I’m a sucker for vampires. LOL, get my joke? No, but seriously. If it’s got vampires in it, I’ll probably read it, watch it, consume it. Vampires are literally my favorite mythical beings in literature. And there’s been this sad void of vampires for a few years now. There was that period of time when Stephenie Meyer was writing those Twilight novels and there was a surge of vampire-related material, but nothing good has come out lately.
So when Renee Ahdieh wrote a vampire novel, I was all over it.
The Beautiful follows Celine Rousseau, a young seamstress who just made her way to New Orleans from Paris to escape her past and find herself a bright future. She lives in a convent with a few other girls when they meet “The Court of Lions,” an underground group that runs gambling and drinking throughout the city. Its leader, Sebastien Saint Germaine, is a young dude whom everyone calls “The Phantom” because of the mysterious deaths behind his family.
When Celine becomes friends with Sebastien and other members of the group, the first body is found only to be revealed as one of the girls Celine made her way to America with. As more mysterious deaths happen around Celine, the truth reveals to be a much more twisted story.
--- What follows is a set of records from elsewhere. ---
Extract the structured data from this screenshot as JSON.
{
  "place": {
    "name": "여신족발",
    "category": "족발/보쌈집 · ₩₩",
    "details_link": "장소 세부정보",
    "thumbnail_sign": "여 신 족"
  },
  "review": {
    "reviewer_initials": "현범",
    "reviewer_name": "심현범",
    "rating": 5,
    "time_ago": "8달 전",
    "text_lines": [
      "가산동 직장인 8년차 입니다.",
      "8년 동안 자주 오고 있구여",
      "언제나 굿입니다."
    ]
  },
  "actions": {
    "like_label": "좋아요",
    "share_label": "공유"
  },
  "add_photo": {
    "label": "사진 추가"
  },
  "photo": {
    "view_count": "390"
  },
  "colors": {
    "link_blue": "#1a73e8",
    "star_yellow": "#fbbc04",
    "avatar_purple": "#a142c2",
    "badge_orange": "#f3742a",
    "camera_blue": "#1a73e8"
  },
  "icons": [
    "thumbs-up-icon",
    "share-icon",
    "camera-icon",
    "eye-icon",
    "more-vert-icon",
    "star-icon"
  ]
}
I marked this one as a 3, but my feelings are more 3.5. I don’t want to give it 4-stars wholeheartedly, but I also know this book wasn’t terrible. It was good with a lot of potential for a great vampire series. Maybe it’s because this was the first book in the series, but it felt a little messy without a sense of direction and the writing style felt too YA for me.
I also agreed with a lot of the reviews my friends wrote. The pacing felt off and the first half of the book didn’t really pull me into the story until the very first body was found. The book didn’t really feel like it was set in the late 19th century either. There were a lot of descriptions on dresses and clothing, but dresses don’t make a historical novel.
Also, there was a lot of switching between languages. I think I clocked maybe four different languages used including Korean, French, Greek, and Spanish. While I’m a fan of diversity in writing and really loved seeing that in the faces of the characters, it was so hard to read dialogue when half of it is in French and all you have is what you learned in high school.
The book’s synopsis boasts three major parts to the story; a mystery shrouded in fantasy and a sultry romance. Let’s make sure we check off all the things before we move on:
- Fantasy: …shaky but I’ll give this one a check
- Mystery: Check
- Romance: ….ehhhhhhh
Seriously, I was most disappointed in the romance aspect because for the first half of the book, nothing happens. Yeah, you see Bastien and Celine and they have these subtle conversations and possibly holding back their true feelings, but you don’t really get romance off their friendship. But then they’re declaring their love for each other and Bastien’s uncle is warning Celine to keep away from him because she’s not a right match. It felt sudden and almost out of place.
When the romance started to pick up, then it felt like I was watching a Korean drama with the wealthy 3rd generation grandson that’s about to inherit the entire conglomerate who falls in love with the poor yet feisty woman who changes his perspective on everything. I’m all about Korean dramas and their tropes, but it came so late in the book that it almost doesn’t make sense by the time the book was over.
The fantasy elements (and this is where I’m talking about the vampire lore) was shaky. I felt like I got fed pieces of lore, but not enough to actually understand the background. It wasn’t enough to really build the world Renee Ahdieh wanted to build here. I’m not sure if she’s going off the Anne Rice-level of vampire or if she’s going to build her own vampire universe, but it felt like I got two pieces of chicken in a giant bucket and now I have to wait for the next book for more. I wanted to read this book because it said there were vampires and I did get vampires, but definitely not enough.
I think the best elements of the book were its mystery/suspense components. Having the mysterious deaths happening around Celine and no one knowing who’s behind it made finding out the culprit so worth the read. Reading the suspense parts and the murders made the vampire elements of this story feel more real. While I’ve read Twilight and know the whole sparkly vampire thing, I’m more of a fan of Anne Rice’s vampire legacy or Charlaine Harris with the Sookie Stackhouse novels (both of which take place in Louisiana, how funny!)
In my honest opinion, I feel like Renee Ahdieh held herself back. A lot of what I read felt like I was reading a contemporary YA and less like this suspenseful fantasy story with vampires. I feel like if this was more adult then we would get the sultry romance and the pretty gruesome mystery and a whole lot more vampires to fill that vampire void we’ve been missing.
I guess I’ll just have to wait for Jay Kristoff’s vampire book for that.
I received a copy of this book from Penguin Teen for free in exchange for an honest review. My opinions have not been influenced by the publisher or the author.